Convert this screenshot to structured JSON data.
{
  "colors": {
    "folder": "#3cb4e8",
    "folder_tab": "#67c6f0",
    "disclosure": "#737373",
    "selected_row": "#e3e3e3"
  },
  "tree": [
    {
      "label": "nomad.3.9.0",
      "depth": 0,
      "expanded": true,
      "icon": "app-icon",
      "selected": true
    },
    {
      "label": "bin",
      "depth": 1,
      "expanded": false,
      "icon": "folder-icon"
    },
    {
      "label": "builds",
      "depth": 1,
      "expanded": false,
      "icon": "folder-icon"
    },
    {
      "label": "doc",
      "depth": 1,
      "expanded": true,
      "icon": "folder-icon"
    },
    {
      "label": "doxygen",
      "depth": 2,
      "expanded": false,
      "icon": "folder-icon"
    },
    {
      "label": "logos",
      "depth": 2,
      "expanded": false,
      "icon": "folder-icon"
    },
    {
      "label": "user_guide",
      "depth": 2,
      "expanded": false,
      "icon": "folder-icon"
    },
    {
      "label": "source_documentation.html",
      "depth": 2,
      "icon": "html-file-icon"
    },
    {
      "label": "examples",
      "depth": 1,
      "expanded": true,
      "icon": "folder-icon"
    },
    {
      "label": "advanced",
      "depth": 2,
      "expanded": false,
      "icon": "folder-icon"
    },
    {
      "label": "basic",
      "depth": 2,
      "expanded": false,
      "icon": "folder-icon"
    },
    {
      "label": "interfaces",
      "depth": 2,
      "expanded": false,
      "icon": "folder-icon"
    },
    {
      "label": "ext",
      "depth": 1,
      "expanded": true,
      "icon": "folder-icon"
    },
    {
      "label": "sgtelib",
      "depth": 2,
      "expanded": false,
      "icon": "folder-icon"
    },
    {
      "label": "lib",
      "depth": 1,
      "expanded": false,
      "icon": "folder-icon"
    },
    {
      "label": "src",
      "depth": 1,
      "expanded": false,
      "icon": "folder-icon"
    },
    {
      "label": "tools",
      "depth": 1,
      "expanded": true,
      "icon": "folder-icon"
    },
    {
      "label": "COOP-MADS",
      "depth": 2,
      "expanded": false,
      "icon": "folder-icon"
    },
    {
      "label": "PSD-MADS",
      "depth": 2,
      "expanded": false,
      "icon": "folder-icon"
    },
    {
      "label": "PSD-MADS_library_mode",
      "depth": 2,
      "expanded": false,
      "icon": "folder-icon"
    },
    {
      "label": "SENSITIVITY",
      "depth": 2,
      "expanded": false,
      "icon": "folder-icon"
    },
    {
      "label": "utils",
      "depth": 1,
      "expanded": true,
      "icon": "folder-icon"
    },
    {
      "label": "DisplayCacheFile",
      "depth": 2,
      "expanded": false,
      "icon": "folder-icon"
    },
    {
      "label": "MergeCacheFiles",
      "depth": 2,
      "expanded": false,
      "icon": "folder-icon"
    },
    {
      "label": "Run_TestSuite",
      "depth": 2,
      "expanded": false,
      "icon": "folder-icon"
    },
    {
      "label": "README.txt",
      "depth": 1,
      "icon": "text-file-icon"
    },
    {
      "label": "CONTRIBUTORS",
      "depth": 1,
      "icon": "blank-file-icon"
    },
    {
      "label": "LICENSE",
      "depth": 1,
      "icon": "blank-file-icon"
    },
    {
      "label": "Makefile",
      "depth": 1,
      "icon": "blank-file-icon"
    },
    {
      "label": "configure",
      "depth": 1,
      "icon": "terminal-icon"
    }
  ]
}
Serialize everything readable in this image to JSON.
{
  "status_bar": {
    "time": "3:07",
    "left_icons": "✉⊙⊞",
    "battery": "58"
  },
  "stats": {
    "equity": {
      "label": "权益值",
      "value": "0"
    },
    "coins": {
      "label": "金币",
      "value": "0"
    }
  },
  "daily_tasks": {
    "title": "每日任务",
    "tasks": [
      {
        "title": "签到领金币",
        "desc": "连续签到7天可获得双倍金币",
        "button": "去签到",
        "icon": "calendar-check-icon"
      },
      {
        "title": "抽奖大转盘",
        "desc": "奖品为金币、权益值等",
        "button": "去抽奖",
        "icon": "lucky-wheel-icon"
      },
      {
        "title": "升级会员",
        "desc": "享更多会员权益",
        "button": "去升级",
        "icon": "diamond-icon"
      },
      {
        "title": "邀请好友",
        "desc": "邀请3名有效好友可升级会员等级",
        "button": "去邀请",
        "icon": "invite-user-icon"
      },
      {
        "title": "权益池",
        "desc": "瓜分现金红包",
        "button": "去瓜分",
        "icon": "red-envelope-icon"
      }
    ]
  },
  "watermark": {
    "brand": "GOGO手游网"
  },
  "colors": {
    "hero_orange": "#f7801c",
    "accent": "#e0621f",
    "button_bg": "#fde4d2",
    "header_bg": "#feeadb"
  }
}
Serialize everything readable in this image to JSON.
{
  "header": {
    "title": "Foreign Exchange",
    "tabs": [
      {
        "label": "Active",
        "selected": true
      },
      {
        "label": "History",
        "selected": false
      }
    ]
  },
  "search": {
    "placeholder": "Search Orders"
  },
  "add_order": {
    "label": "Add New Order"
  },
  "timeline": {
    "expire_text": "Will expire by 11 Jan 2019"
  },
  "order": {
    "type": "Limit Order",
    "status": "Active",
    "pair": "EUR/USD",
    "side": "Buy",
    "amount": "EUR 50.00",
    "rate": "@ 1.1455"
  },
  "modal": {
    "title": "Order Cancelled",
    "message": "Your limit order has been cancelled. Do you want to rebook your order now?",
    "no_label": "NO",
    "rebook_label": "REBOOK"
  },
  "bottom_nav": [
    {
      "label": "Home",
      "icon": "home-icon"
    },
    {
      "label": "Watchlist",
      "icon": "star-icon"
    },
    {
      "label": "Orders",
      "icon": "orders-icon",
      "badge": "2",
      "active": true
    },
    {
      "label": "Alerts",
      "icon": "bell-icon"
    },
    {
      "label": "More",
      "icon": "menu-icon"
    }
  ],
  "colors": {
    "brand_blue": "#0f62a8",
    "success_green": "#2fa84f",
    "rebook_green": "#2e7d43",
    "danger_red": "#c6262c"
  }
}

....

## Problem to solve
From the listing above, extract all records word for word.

## Finished task
Convert this screenshot to structured JSON data.
{
  "colors": {
    "folder": "#3cb4e8",
    "folder_tab": "#67c6f0",
    "disclosure": "#737373",
    "selected_row": "#e3e3e3"
  },
  "tree": [
    {
      "label": "nomad.3.9.0",
      "depth": 0,
      "expanded": true,
      "icon": "app-icon",
      "selected": true
    },
    {
      "label": "bin",
      "depth": 1,
      "expanded": false,
      "icon": "folder-icon"
    },
    {
      "label": "builds",
      "depth": 1,
      "expanded": false,
      "icon": "folder-icon"
    },
    {
      "label": "doc",
      "depth": 1,
      "expanded": true,
      "icon": "folder-icon"
    },
    {
      "label": "doxygen",
      "depth": 2,
      "expanded": false,
      "icon": "folder-icon"
    },
    {
      "label": "logos",
      "depth": 2,
      "expanded": false,
      "icon": "folder-icon"
    },
    {
      "label": "user_guide",
      "depth": 2,
      "expanded": false,
      "icon": "folder-icon"
    },
    {
      "label": "source_documentation.html",
      "depth": 2,
      "icon": "html-file-icon"
    },
    {
      "label": "examples",
      "depth": 1,
      "expanded": true,
      "icon": "folder-icon"
    },
    {
      "label": "advanced",
      "depth": 2,
      "expanded": false,
      "icon": "folder-icon"
    },
    {
      "label": "basic",
      "depth": 2,
      "expanded": false,
      "icon": "folder-icon"
    },
    {
      "label": "interfaces",
      "depth": 2,
      "expanded": false,
      "icon": "folder-icon"
    },
    {
      "label": "ext",
      "depth": 1,
      "expanded": true,
      "icon": "folder-icon"
    },
    {
      "label": "sgtelib",
      "depth": 2,
      "expanded": false,
      "icon": "folder-icon"
    },
    {
      "label": "lib",
      "depth": 1,
      "expanded": false,
      "icon": "folder-icon"
    },
    {
      "label": "src",
      "depth": 1,
      "expanded": false,
      "icon": "folder-icon"
    },
    {
      "label": "tools",
      "depth": 1,
      "expanded": true,
      "icon": "folder-icon"
    },
    {
      "label": "COOP-MADS",
      "depth": 2,
      "expanded": false,
      "icon": "folder-icon"
    },
    {
      "label": "PSD-MADS",
      "depth": 2,
      "expanded": false,
      "icon": "folder-icon"
    },
    {
      "label": "PSD-MADS_library_mode",
      "depth": 2,
      "expanded": false,
      "icon": "folder-icon"
    },
    {
      "label": "SENSITIVITY",
      "depth": 2,
      "expanded": false,
      "icon": "folder-icon"
    },
    {
      "label": "utils",
      "depth": 1,
      "expanded": true,
      "icon": "folder-icon"
    },
    {
      "label": "DisplayCacheFile",
      "depth": 2,
      "expanded": false,
      "icon": "folder-icon"
    },
    {
      "label": "MergeCacheFiles",
      "depth": 2,
      "expanded": false,
      "icon": "folder-icon"
    },
    {
      "label": "Run_TestSuite",
      "depth": 2,
      "expanded": false,
      "icon": "folder-icon"
    },
    {
      "label": "README.txt",
      "depth": 1,
      "icon": "text-file-icon"
    },
    {
      "label": "CONTRIBUTORS",
      "depth": 1,
      "icon": "blank-file-icon"
    },
    {
      "label": "LICENSE",
      "depth": 1,
      "icon": "blank-file-icon"
    },
    {
      "label": "Makefile",
      "depth": 1,
      "icon": "blank-file-icon"
    },
    {
      "label": "configure",
      "depth": 1,
      "icon": "terminal-icon"
    }
  ]
}
Serialize everything readable in this image to JSON.
{
  "status_bar": {
    "time": "3:07",
    "left_icons": "✉⊙⊞",
    "battery": "58"
  },
  "stats": {
    "equity": {
      "label": "权益值",
      "value": "0"
    },
    "coins": {
      "label": "金币",
      "value": "0"
    }
  },
  "daily_tasks": {
    "title": "每日任务",
    "tasks": [
      {
        "title": "签到领金币",
        "desc": "连续签到7天可获得双倍金币",
        "button": "去签到",
        "icon": "calendar-check-icon"
      },
      {
        "title": "抽奖大转盘",
        "desc": "奖品为金币、权益值等",
        "button": "去抽奖",
        "icon": "lucky-wheel-icon"
      },
      {
        "title": "升级会员",
        "desc": "享更多会员权益",
        "button": "去升级",
        "icon": "diamond-icon"
      },
      {
        "title": "邀请好友",
        "desc": "邀请3名有效好友可升级会员等级",
        "button": "去邀请",
        "icon": "invite-user-icon"
      },
      {
        "title": "权益池",
        "desc": "瓜分现金红包",
        "button": "去瓜分",
        "icon": "red-envelope-icon"
      }
    ]
  },
  "watermark": {
    "brand": "GOGO手游网"
  },
  "colors": {
    "hero_orange": "#f7801c",
    "accent": "#e0621f",
    "button_bg": "#fde4d2",
    "header_bg": "#feeadb"
  }
}
Serialize everything readable in this image to JSON.
{
  "header": {
    "title": "Foreign Exchange",
    "tabs": [
      {
        "label": "Active",
        "selected": true
      },
      {
        "label": "History",
        "selected": false
      }
    ]
  },
  "search": {
    "placeholder": "Search Orders"
  },
  "add_order": {
    "label": "Add New Order"
  },
  "timeline": {
    "expire_text": "Will expire by 11 Jan 2019"
  },
  "order": {
    "type": "Limit Order",
    "status": "Active",
    "pair": "EUR/USD",
    "side": "Buy",
    "amount": "EUR 50.00",
    "rate": "@ 1.1455"
  },
  "modal": {
    "title": "Order Cancelled",
    "message": "Your limit order has been cancelled. Do you want to rebook your order now?",
    "no_label": "NO",
    "rebook_label": "REBOOK"
  },
  "bottom_nav": [
    {
      "label": "Home",
      "icon": "home-icon"
    },
    {
      "label": "Watchlist",
      "icon": "star-icon"
    },
    {
      "label": "Orders",
      "icon": "orders-icon",
      "badge": "2",
      "active": true
    },
    {
      "label": "Alerts",
      "icon": "bell-icon"
    },
    {
      "label": "More",
      "icon": "menu-icon"
    }
  ],
  "colors": {
    "brand_blue": "#0f62a8",
    "success_green": "#2fa84f",
    "rebook_green": "#2e7d43",
    "danger_red": "#c6262c"
  }
}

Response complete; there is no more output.